    The other option I can think of, depending on how big the neck pocket is and how tight the neck fits, would be to do a set neck and glue the neck into place.
  3. T_Bone_TL


    Jan 10, 2013
    SW VT
    Not clear to me at all from those how long the pocket above is .vs. the angled area below.

    The method you proposed should work.

    If long enough, a flat plate behind and a screw or two in the angled area could work. I'm not sure if there's any major reason to set them straight rather than perpendicular to the surface at that point, so long as they don't run into other screws, the trussrod, etc.

    If you don't mind making a change, routing a flat spot for a plate would be another option. i.e. I'm not sure if you think the angle is part of the cool shape that's important to you, or merely an inconvenient incidental detail you are not attached to, in which case, changing it would be fairly simple.
  4. lavmonga


    Jul 27, 2007
    New York, NY
    Thanks for the replies. I didn't consider that I could just route it flat, that's a good idea, i'm not attached to the slant. I'll look into how deep i'd have to go to even it out.
  5. Arie X

    Arie X

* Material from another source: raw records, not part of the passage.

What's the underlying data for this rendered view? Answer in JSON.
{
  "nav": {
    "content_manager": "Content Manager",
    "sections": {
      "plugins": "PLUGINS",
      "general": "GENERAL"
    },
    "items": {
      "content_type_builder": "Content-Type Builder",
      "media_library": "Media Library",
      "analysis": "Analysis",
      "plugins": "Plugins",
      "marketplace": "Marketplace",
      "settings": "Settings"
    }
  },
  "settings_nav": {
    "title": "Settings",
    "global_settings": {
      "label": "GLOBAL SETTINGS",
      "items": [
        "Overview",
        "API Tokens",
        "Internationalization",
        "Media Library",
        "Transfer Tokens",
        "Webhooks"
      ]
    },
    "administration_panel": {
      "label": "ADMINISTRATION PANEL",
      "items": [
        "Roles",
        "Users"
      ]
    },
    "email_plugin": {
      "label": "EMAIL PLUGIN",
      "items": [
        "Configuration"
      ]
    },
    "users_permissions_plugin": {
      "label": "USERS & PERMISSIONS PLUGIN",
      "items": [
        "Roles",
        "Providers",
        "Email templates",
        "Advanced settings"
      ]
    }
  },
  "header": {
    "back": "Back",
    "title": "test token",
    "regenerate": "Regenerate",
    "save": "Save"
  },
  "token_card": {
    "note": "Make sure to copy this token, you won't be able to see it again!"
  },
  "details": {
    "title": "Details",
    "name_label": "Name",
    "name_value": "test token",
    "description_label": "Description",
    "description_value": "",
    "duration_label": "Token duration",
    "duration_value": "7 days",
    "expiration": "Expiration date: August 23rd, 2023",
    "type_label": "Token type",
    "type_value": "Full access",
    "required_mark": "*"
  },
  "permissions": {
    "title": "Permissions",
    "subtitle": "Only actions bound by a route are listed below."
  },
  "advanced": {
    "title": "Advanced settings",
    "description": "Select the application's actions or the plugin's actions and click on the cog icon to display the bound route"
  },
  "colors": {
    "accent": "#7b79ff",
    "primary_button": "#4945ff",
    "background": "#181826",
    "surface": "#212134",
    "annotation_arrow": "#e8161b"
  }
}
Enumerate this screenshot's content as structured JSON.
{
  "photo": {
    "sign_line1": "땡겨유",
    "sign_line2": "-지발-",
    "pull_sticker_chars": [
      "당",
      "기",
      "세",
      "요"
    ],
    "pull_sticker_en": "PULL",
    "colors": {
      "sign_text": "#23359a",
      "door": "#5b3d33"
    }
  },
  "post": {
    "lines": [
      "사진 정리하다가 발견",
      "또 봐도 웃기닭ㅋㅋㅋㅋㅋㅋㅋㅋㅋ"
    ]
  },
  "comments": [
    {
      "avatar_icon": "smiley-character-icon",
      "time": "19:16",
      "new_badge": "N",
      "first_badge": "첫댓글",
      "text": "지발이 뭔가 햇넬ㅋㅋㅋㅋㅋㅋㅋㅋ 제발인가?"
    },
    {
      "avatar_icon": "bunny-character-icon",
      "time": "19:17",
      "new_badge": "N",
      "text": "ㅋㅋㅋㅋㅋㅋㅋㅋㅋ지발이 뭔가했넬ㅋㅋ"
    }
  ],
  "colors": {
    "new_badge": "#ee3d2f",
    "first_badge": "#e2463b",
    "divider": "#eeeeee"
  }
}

    Oct 19, 2015
    that is so weird it looks like a mistake. i wouldn't like to play a guitar with a tilted neck. who made this thing?
  6. lavmonga


    Jul 27, 2007
    New York, NY
    It was a closeout on Guitar Fetish's website, I got it for around 15 bucks.
  7. Arie X

    Arie X

    Oct 19, 2015
    huh. what are you going to do about the bridge? are the walls of the pocket perpendicular to the pocket floor?
  8. charlie monroe

    charlie monroe Gold Supporting Member

    Feb 14, 2011
    Buffalo, NY
    It appears that the neck pocket is flat and parallel.
    The back of the body has been sanded to slope toward the neck heel.
  9. Arie X

    Arie X

    Oct 19, 2015
    oh, crap you're right -i need new glasses.
    charlie monroe likes this.
  10. lavmonga


    Jul 27, 2007
    New York, NY
    Yes, the pocket is flat like a normal neck pocket. It's just the back side where the neck plate would be which is angled.
  11. Gilmourisgod


    Jun 23, 2014
    Cape Cod MA
    Ferrules. Forstner in a drill press, with everything clamped down tight.
    lavmonga likes this.
  12. Yeah, that's going to be tough to get a Forstner to get going straight on considering the edge is going to engage before the center. Clamp it tight!
  13. lavmonga


    Jul 27, 2007
    New York, NY
    I could maybe plunge route instead.
    Jisch likes this.
  14. Arie X

    Arie X

    Oct 19, 2015
    you could use a counterbore. the pilot will guide the cutter head into your through holes and cut your pockets. you would need to find the right c'bore to use for your inserts though.
  15. Bruce Johnson

    Bruce Johnson Gold Supporting Member Commercial User

    Feb 4, 2011
    Fillmore, CA
    Professional Luthier
    Yes, the fastest, safest way to cut the recesses for ferrules on an angled surface is with a counterbore. It's a special type of drill bit with a smooth pilot. But you aren't likely to find one that will fit the standard ferrules. I have my own small machine shop, so I've made up various custom counterbores for exactly this purpose. They work great.

    But, without one of those, use a Forstner bit:

    Cut a wedge of scrap wood that matches the angle of the angled surface. Lightly glue it on, with a few drops of glue. This creates a flat temporary surface. Lay out the locations of the holes, either from inside the pocket or on the back. Drill the holes through with a tiny bit, like 3/32". Drill the counterbores with the Forstner bit, being careful to get the depth right through the scrap wood. The point of the Forstner bit will follow the tiny hole.

    Then, use a brad-point bit (usually 7/32") to open up the holes for the screw shank. Drill them halfway down from the back side, and halfway from the pocket side, meeting in the middle. Again, the point of the brad point bit will follow the little 3/32" hole.

    Finally, use a chisel and a hammer to knock off the wedge of scrap wood. Clean it up with files and sanding blocks.
  16. Great idea.